(Data for review Opens)
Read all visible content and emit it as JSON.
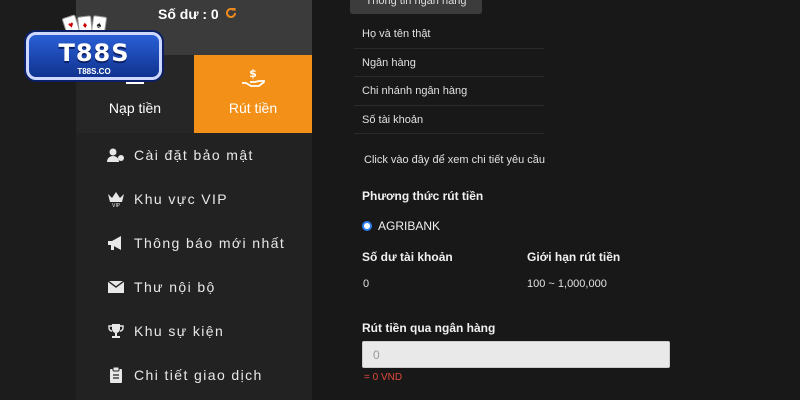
{
  "header": {
    "balance_label": "Số dư : 0",
    "refresh_icon": "refresh-icon"
  },
  "logo": {
    "text": "T88S",
    "sub": "T88S.CO"
  },
  "tabs": [
    {
      "label": "Nạp tiền",
      "icon": "deposit-icon",
      "active": false
    },
    {
      "label": "Rút tiền",
      "icon": "withdraw-icon",
      "active": true
    }
  ],
  "menu": [
    {
      "label": "Cài đặt bảo mật",
      "icon": "security-user-icon"
    },
    {
      "label": "Khu vực VIP",
      "icon": "vip-crown-icon"
    },
    {
      "label": "Thông báo mới nhất",
      "icon": "megaphone-icon"
    },
    {
      "label": "Thư nội bộ",
      "icon": "envelope-icon"
    },
    {
      "label": "Khu sự kiện",
      "icon": "trophy-icon"
    },
    {
      "label": "Chi tiết giao dịch",
      "icon": "clipboard-icon"
    }
  ],
  "bank_tab": "Thông tin ngân hàng",
  "bank_info": [
    "Họ và tên thật",
    "Ngân hàng",
    "Chi nhánh ngân hàng",
    "Số tài khoản"
  ],
  "detail_link": "Click vào đây để xem chi tiết yêu cầu",
  "withdraw_method": {
    "title": "Phương thức rút tiền",
    "option": "AGRIBANK",
    "selected": true
  },
  "account": {
    "balance_title": "Số dư tài khoản",
    "balance_value": "0",
    "limit_title": "Giới hạn rút tiền",
    "limit_value": "100 ~ 1,000,000"
  },
  "bank_withdraw": {
    "title": "Rút tiền qua ngân hàng",
    "placeholder": "0",
    "note": "= 0 VND"
  },
  "colors": {
    "accent": "#f39018",
    "sidebar_bg": "#222222",
    "main_bg": "#181818",
    "note_red": "#e04a3a",
    "radio_blue": "#2d7ff0"
  }
}
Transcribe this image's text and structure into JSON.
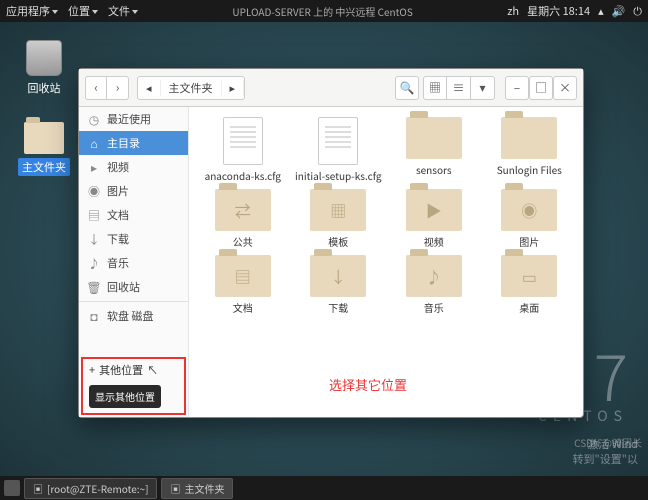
{
  "panel": {
    "apps": "应用程序",
    "places": "位置",
    "files": "文件",
    "title": "UPLOAD-SERVER 上的 中兴远程 CentOS",
    "lang": "zh",
    "clock": "星期六 18:14"
  },
  "desktop": {
    "trash": "回收站",
    "home": "主文件夹",
    "centos_num": "7",
    "centos_word": "CENTOS",
    "activate1": "激活 Wind",
    "activate2": "转到\"设置\"以"
  },
  "fm": {
    "path_root": "◂",
    "path_home": "主文件夹",
    "path_next": "▸",
    "sidebar": {
      "recent": "最近使用",
      "home": "主目录",
      "videos": "视频",
      "pictures": "图片",
      "documents": "文档",
      "downloads": "下载",
      "music": "音乐",
      "trash": "回收站",
      "disk": "软盘 磁盘",
      "other": "其他位置",
      "tooltip": "显示其他位置"
    },
    "items": [
      {
        "type": "file",
        "label": "anaconda-ks.cfg"
      },
      {
        "type": "file",
        "label": "initial-setup-ks.cfg"
      },
      {
        "type": "folder",
        "label": "sensors",
        "glyph": ""
      },
      {
        "type": "folder",
        "label": "Sunlogin Files",
        "glyph": ""
      },
      {
        "type": "folder",
        "label": "公共",
        "glyph": "⇄"
      },
      {
        "type": "folder",
        "label": "模板",
        "glyph": "▦"
      },
      {
        "type": "folder",
        "label": "视频",
        "glyph": "▶"
      },
      {
        "type": "folder",
        "label": "图片",
        "glyph": "◉"
      },
      {
        "type": "folder",
        "label": "文档",
        "glyph": "▤"
      },
      {
        "type": "folder",
        "label": "下载",
        "glyph": "↓"
      },
      {
        "type": "folder",
        "label": "音乐",
        "glyph": "♪"
      },
      {
        "type": "folder",
        "label": "桌面",
        "glyph": "▭"
      }
    ],
    "annotation": "选择其它位置"
  },
  "taskbar": {
    "term": "[root@ZTE-Remote:~]",
    "fm": "主文件夹"
  },
  "watermark": "CSDN @骑团长"
}
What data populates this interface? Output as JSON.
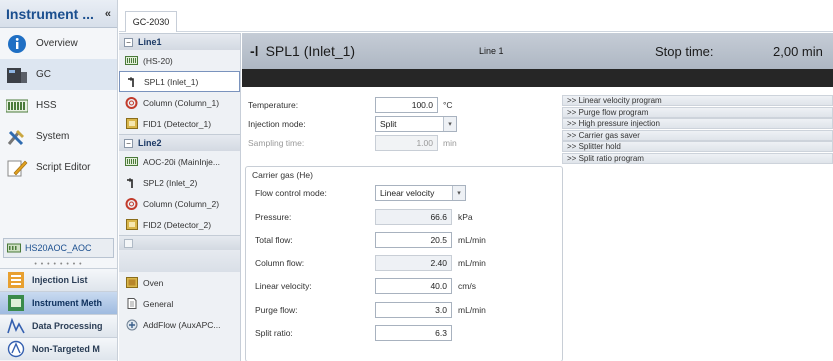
{
  "nav": {
    "title": "Instrument ...",
    "collapse": "«",
    "items": [
      {
        "label": "Overview",
        "icon": "info-icon"
      },
      {
        "label": "GC",
        "icon": "gc-instrument-icon"
      },
      {
        "label": "HSS",
        "icon": "headspace-sampler-icon"
      },
      {
        "label": "System",
        "icon": "system-tools-icon"
      },
      {
        "label": "Script Editor",
        "icon": "script-editor-icon"
      }
    ],
    "config_label": "HS20AOC_AOC",
    "bottom_items": [
      {
        "label": "Injection List",
        "icon": "injection-list-icon"
      },
      {
        "label": "Instrument Meth",
        "icon": "instrument-method-icon"
      },
      {
        "label": "Data Processing",
        "icon": "data-processing-icon"
      },
      {
        "label": "Non-Targeted M",
        "icon": "non-targeted-icon"
      }
    ]
  },
  "document_tab": "GC-2030",
  "tree": {
    "line1": {
      "label": "Line1",
      "items": [
        {
          "label": "(HS-20)",
          "icon": "sampler-icon"
        },
        {
          "label": "SPL1 (Inlet_1)",
          "icon": "inlet-icon"
        },
        {
          "label": "Column (Column_1)",
          "icon": "column-icon"
        },
        {
          "label": "FID1 (Detector_1)",
          "icon": "detector-icon"
        }
      ]
    },
    "line2": {
      "label": "Line2",
      "items": [
        {
          "label": "AOC-20i (MainInje...",
          "icon": "autoinjector-icon"
        },
        {
          "label": "SPL2 (Inlet_2)",
          "icon": "inlet-icon"
        },
        {
          "label": "Column (Column_2)",
          "icon": "column-icon"
        },
        {
          "label": "FID2 (Detector_2)",
          "icon": "detector-icon"
        }
      ]
    },
    "other_items": [
      {
        "label": "Oven",
        "icon": "oven-icon"
      },
      {
        "label": "General",
        "icon": "general-icon"
      },
      {
        "label": "AddFlow (AuxAPC...",
        "icon": "addflow-icon"
      }
    ]
  },
  "header": {
    "title": "SPL1 (Inlet_1)",
    "line": "Line 1",
    "stop_time_label": "Stop time:",
    "stop_time_value": "2,00 min"
  },
  "form": {
    "temperature": {
      "label": "Temperature:",
      "value": "100.0",
      "unit": "°C"
    },
    "injection_mode": {
      "label": "Injection mode:",
      "value": "Split"
    },
    "sampling_time": {
      "label": "Sampling time:",
      "value": "1.00",
      "unit": "min"
    }
  },
  "carrier": {
    "title": "Carrier gas (He)",
    "flow_control_mode": {
      "label": "Flow control mode:",
      "value": "Linear velocity"
    },
    "pressure": {
      "label": "Pressure:",
      "value": "66.6",
      "unit": "kPa"
    },
    "total_flow": {
      "label": "Total flow:",
      "value": "20.5",
      "unit": "mL/min"
    },
    "column_flow": {
      "label": "Column flow:",
      "value": "2.40",
      "unit": "mL/min"
    },
    "linear_velocity": {
      "label": "Linear velocity:",
      "value": "40.0",
      "unit": "cm/s"
    },
    "purge_flow": {
      "label": "Purge flow:",
      "value": "3.0",
      "unit": "mL/min"
    },
    "split_ratio": {
      "label": "Split ratio:",
      "value": "6.3"
    }
  },
  "links": [
    ">> Linear velocity program",
    ">> Purge flow program",
    ">> High pressure injection",
    ">> Carrier gas saver",
    ">> Splitter hold",
    ">> Split ratio program"
  ]
}
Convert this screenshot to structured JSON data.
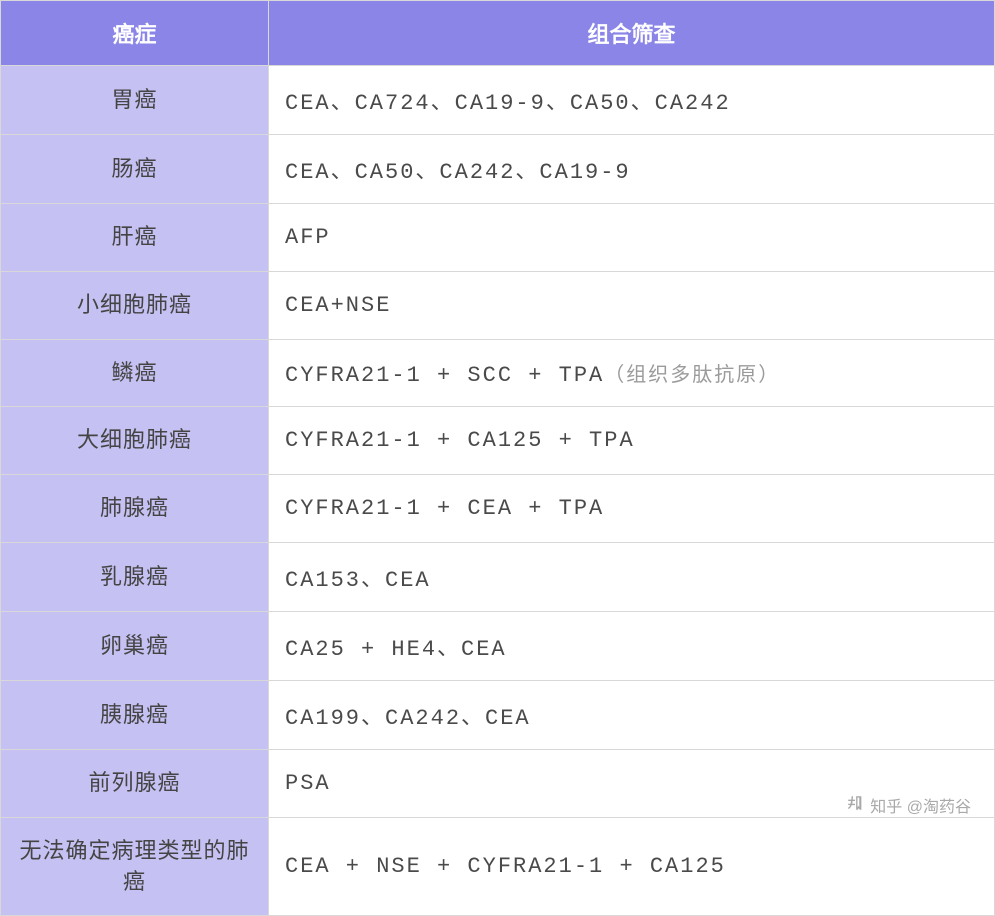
{
  "headers": {
    "cancer": "癌症",
    "screening": "组合筛查"
  },
  "rows": [
    {
      "cancer": "胃癌",
      "screening": "CEA、CA724、CA19-9、CA50、CA242",
      "note": ""
    },
    {
      "cancer": "肠癌",
      "screening": "CEA、CA50、CA242、CA19-9",
      "note": ""
    },
    {
      "cancer": "肝癌",
      "screening": "AFP",
      "note": ""
    },
    {
      "cancer": "小细胞肺癌",
      "screening": "CEA+NSE",
      "note": ""
    },
    {
      "cancer": "鳞癌",
      "screening": "CYFRA21-1 + SCC + TPA",
      "note": "（组织多肽抗原）"
    },
    {
      "cancer": "大细胞肺癌",
      "screening": "CYFRA21-1 + CA125 + TPA",
      "note": ""
    },
    {
      "cancer": "肺腺癌",
      "screening": "CYFRA21-1 + CEA + TPA",
      "note": ""
    },
    {
      "cancer": "乳腺癌",
      "screening": "CA153、CEA",
      "note": ""
    },
    {
      "cancer": "卵巢癌",
      "screening": "CA25 + HE4、CEA",
      "note": ""
    },
    {
      "cancer": "胰腺癌",
      "screening": "CA199、CA242、CEA",
      "note": ""
    },
    {
      "cancer": "前列腺癌",
      "screening": "PSA",
      "note": ""
    },
    {
      "cancer": "无法确定病理类型的肺癌",
      "screening": "CEA + NSE + CYFRA21-1 + CA125",
      "note": ""
    }
  ],
  "watermark": "知乎 @淘药谷"
}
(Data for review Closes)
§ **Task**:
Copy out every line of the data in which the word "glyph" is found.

§ **Exercise output**:
        "glyph": ""
        "glyph": ""
        "glyph": "⇄"
        "glyph": "▦"
        "glyph": "▶"
        "glyph": "◉"
        "glyph": "▤"
        "glyph": "↓"
        "glyph": "♪"
        "glyph": "▭"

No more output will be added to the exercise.